FOULMOUTHING AFRICA IS IN CNN’S FABRIC
When in 2015 CNN referred to Kenya as a ‘Hotbed of Terror‘ ahead of a visit by President Obama to Nairobi, advertising revenues from the continent almost instantly collapsed for the network. Drowing in acid comments from across not just Africa but from the rest of the world too for their midleading headline and covert racist reporting, was their Managing Director and Executive Vice President Tony Maddox compelled to fly to Kenya and deliver an apology to President Kenyatta for the uncalled for insult.
Maddox got a suitable dressing down from Kenya’s President who told him: ‘In one stroke, CNN’s description of Kenya as a ‘hotbed of terror’ undermined the sacrifices made by our Kenyan troops, and the value of hundreds of lives lost, and relegated them to nothing. That’s why Kenyans, as expressed by those on Twitter, were so angry. Kenya is nothing like the countries that have real war. There was no reason to portray Kenya in that way‘.
Said Maddox in his response to President Kenyatta : ‘We acknowledge there is a widespread feeling that the report annoyed many, which is why we pulled down the report as soon as we noticed. It wasn’t a deliberate attempt to portray Kenya negatively, it is regrettable and we shouldn’t have done it. There is a world at a war with extremists; we know what a hotbed of terror looks like, and Kenya isn’t one‘
Other similar episodes before and after however seem to have failed to make an impact in the network’s mindset and shift them to a more respectful reporting style, as their latest offensive faux pas shows.
In what is sure to trigger another wave of #SomeoneTellCNN did CNN Africa yesterday tweet – almost as a mouthpiece of Boeing and the FAA which have gone notably silent after their initial blame game became counterproductive – that ‘Ethiopian Airlines was a world-class brand with a great safety record until the flight ET302 crash put its reputation in jeopardy‘.
Reactions were prompt, fast and furious and of the kind of: ‘Lemme correct this headline:
Boeing was a world-class brand with a great safety record until the Ethiopian Airlines flight ET302 crash put its reputation in jeopardy‘.
‘@CNNAfrica let us FIX the headline for you. @flyethiopian is a world class brand with a great safety record until American @BoeingAirplanes almost crash its reputation by selling dangerous airplanes to it’s clients across the globe leading to mass killings of innocent travelers.‘

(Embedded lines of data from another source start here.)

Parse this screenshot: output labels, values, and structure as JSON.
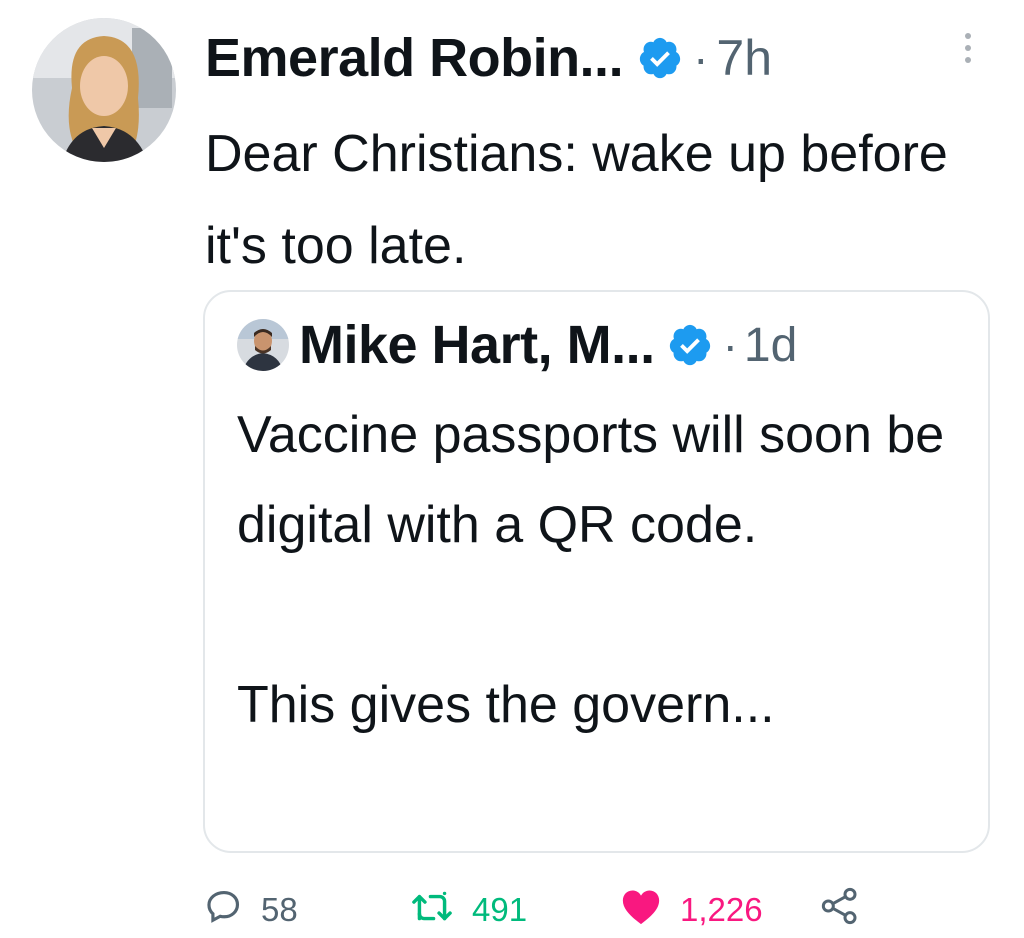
{
  "tweet": {
    "author_name": "Emerald Robin...",
    "separator": "·",
    "time": "7h",
    "text": "Dear Christians: wake up before it's too late.",
    "avatar_icon": "woman-portrait-avatar",
    "verified_icon": "verified-badge-icon",
    "more_icon": "vertical-ellipsis-icon"
  },
  "quote": {
    "author_name": "Mike Hart, M...",
    "separator": "·",
    "time": "1d",
    "text": "Vaccine passports will soon be digital with a QR code.\n\nThis gives the govern...",
    "avatar_icon": "man-portrait-avatar",
    "verified_icon": "verified-badge-icon"
  },
  "actions": {
    "reply_count": "58",
    "retweet_count": "491",
    "like_count": "1,226",
    "reply_icon": "speech-bubble-icon",
    "retweet_icon": "retweet-arrows-icon",
    "like_icon": "heart-icon",
    "share_icon": "share-nodes-icon"
  },
  "colors": {
    "verified_blue": "#1d9bf0",
    "muted_gray": "#536471",
    "retweet_green": "#00ba7c",
    "like_pink": "#f91880",
    "border": "#e3e7ea"
  }
}
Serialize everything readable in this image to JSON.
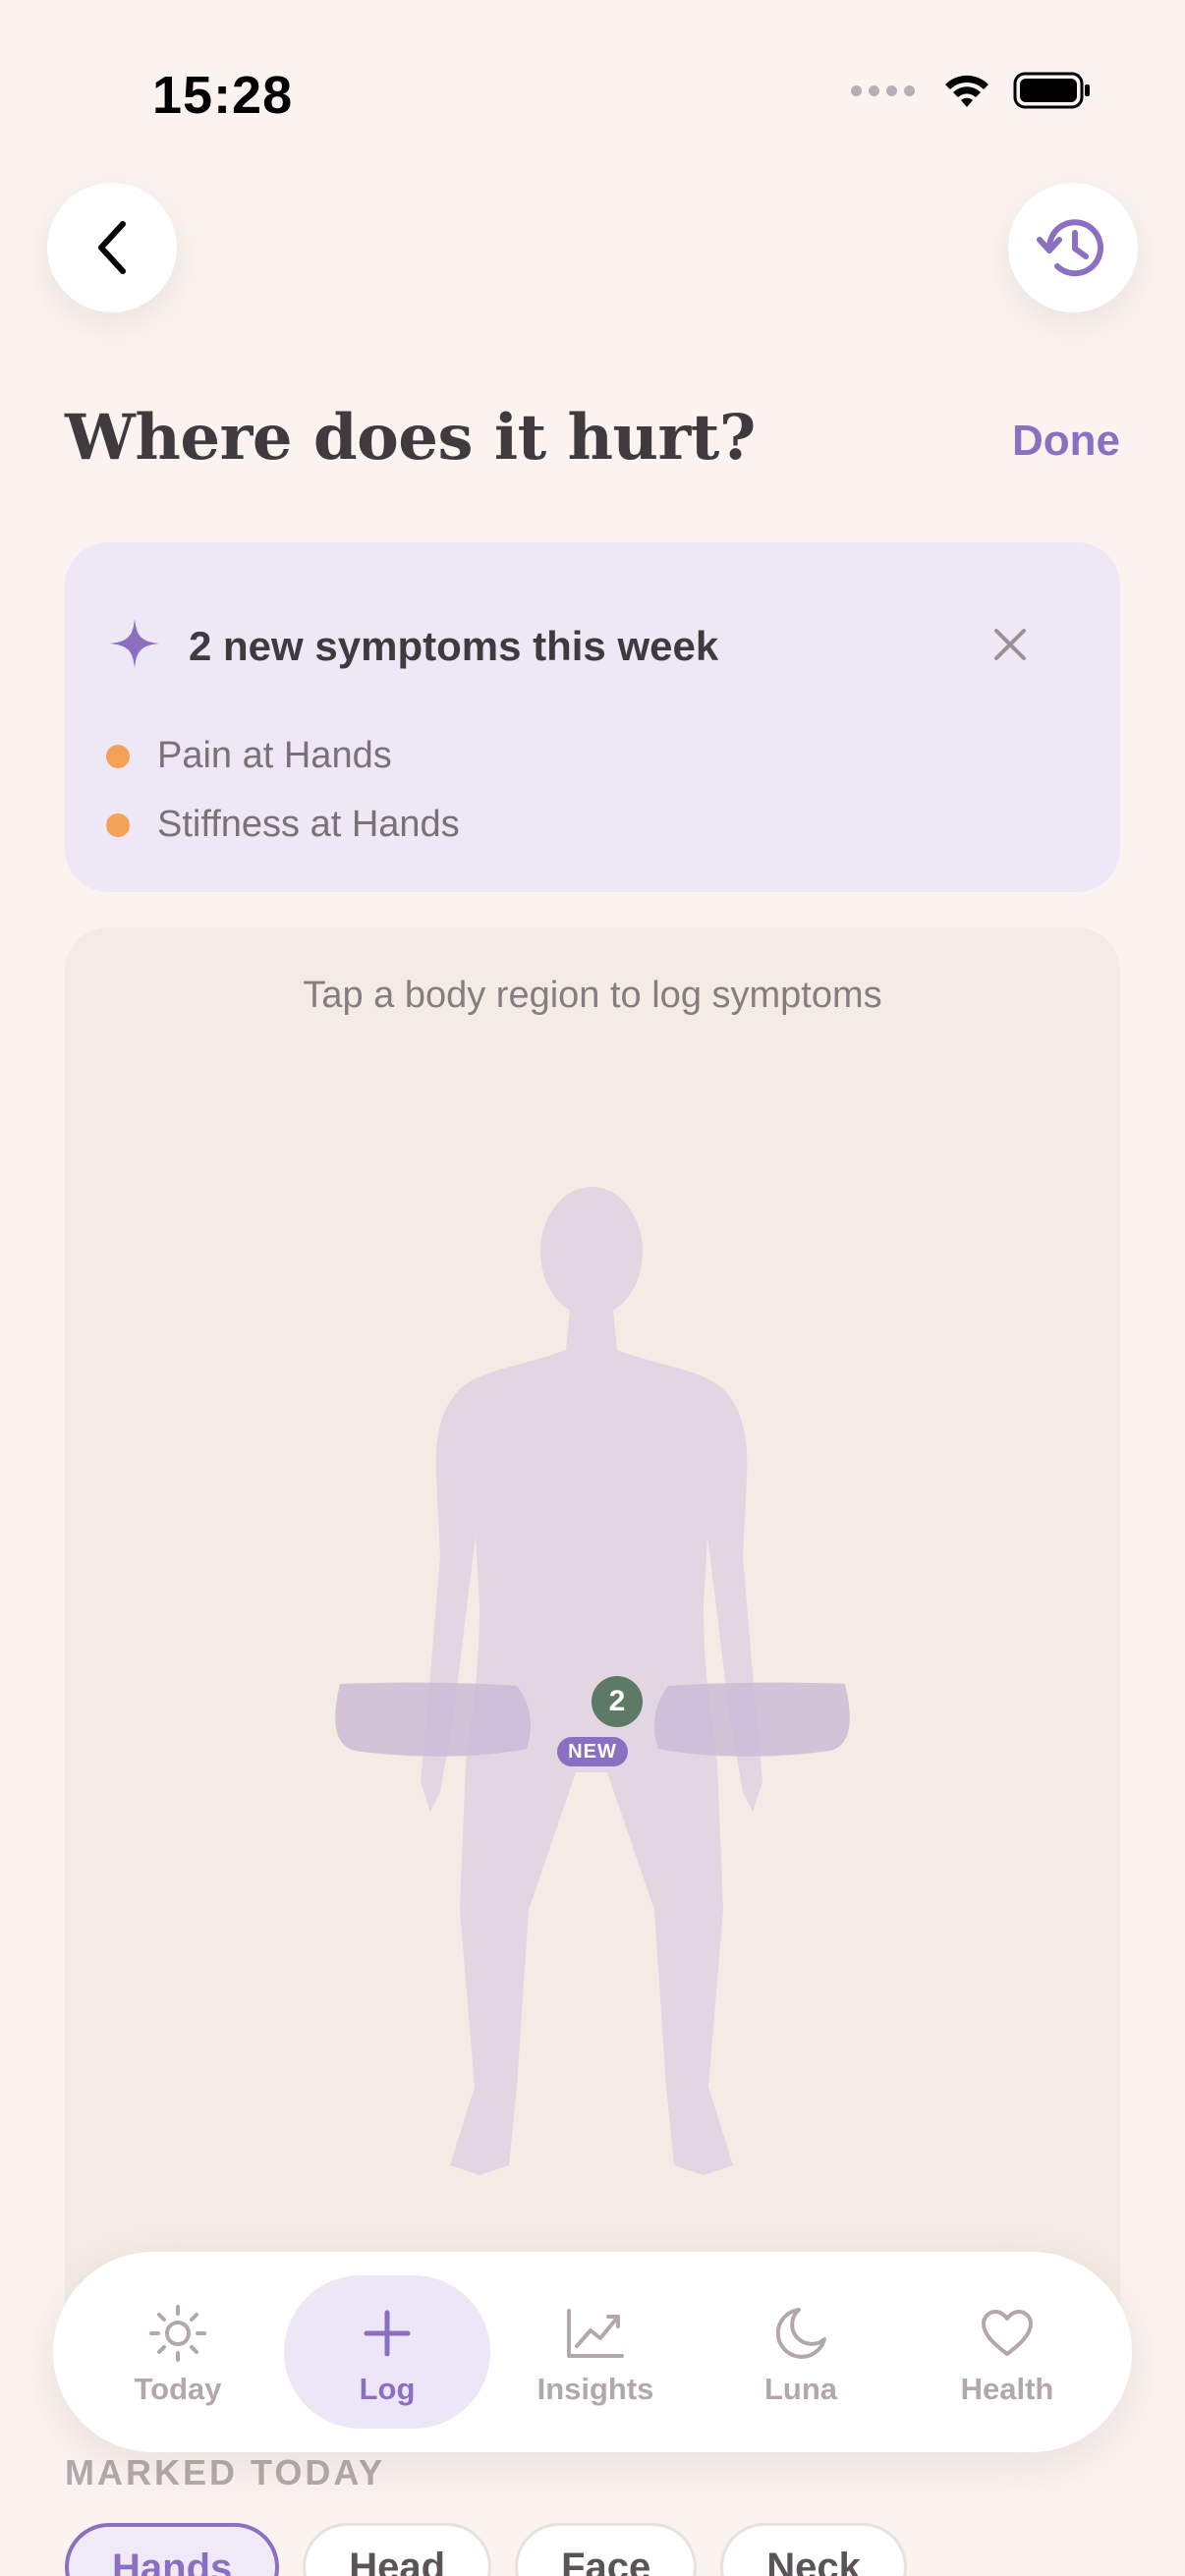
{
  "status_bar": {
    "time": "15:28"
  },
  "header": {
    "title": "Where does it hurt?",
    "done_label": "Done"
  },
  "symptoms_card": {
    "title": "2 new symptoms this week",
    "items": [
      "Pain at Hands",
      "Stiffness at Hands"
    ]
  },
  "body_map": {
    "hint": "Tap a body region to log symptoms",
    "hands_count": "2",
    "new_badge": "NEW"
  },
  "marked_today": {
    "label": "MARKED TODAY",
    "chips": [
      "Hands",
      "Head",
      "Face",
      "Neck"
    ],
    "selected": "Hands"
  },
  "tab_bar": {
    "items": [
      {
        "label": "Today",
        "icon": "sun-icon"
      },
      {
        "label": "Log",
        "icon": "plus-icon"
      },
      {
        "label": "Insights",
        "icon": "chart-icon"
      },
      {
        "label": "Luna",
        "icon": "moon-icon"
      },
      {
        "label": "Health",
        "icon": "heart-icon"
      }
    ],
    "active": "Log"
  },
  "colors": {
    "accent": "#8B6FC0",
    "background": "#FAF3EF",
    "card": "#EEE8F6",
    "body_map": "#F3ECE4",
    "symptom_dot": "#F2A157",
    "count_badge": "#5D7A66"
  }
}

Other hard hitting responses like ‘I saw this nonsense headline first in @FT. Now @CNNAfrica. And of course @washingtonpost and @nytimes @nytimesworld are not too far off. All paid for by @Boeing @BoeingAirplanes PR money.
The US globalists must accept ONE thing. Their MAX plane is junk. @flyethiopian is GREAT.‘
This nasty episode peddled by an American news network is only bound to further raise anti American sentiment and in particular backfire on the reputation of Boeing and the FAA, both of which are seen to have been in the proverbial bed together before a tsunami of reactions came their way, prompting among other measures a criminal investigation of how the FAA certified the Boeing B737MAX, a aircraft involved in two similar crashes shortly after take off costing 189 and 157 lives respectively.
From across Africa has the CNN reporting prompted a wave of messages in support of Ethiopian Airlines and bookings from around the world continue to pour in, a sign that travellers have seen through the Boeing and FAA smoke screen and concluded for themselves that a faulty aircraft was responsible for the crash and not ET’s safety culture.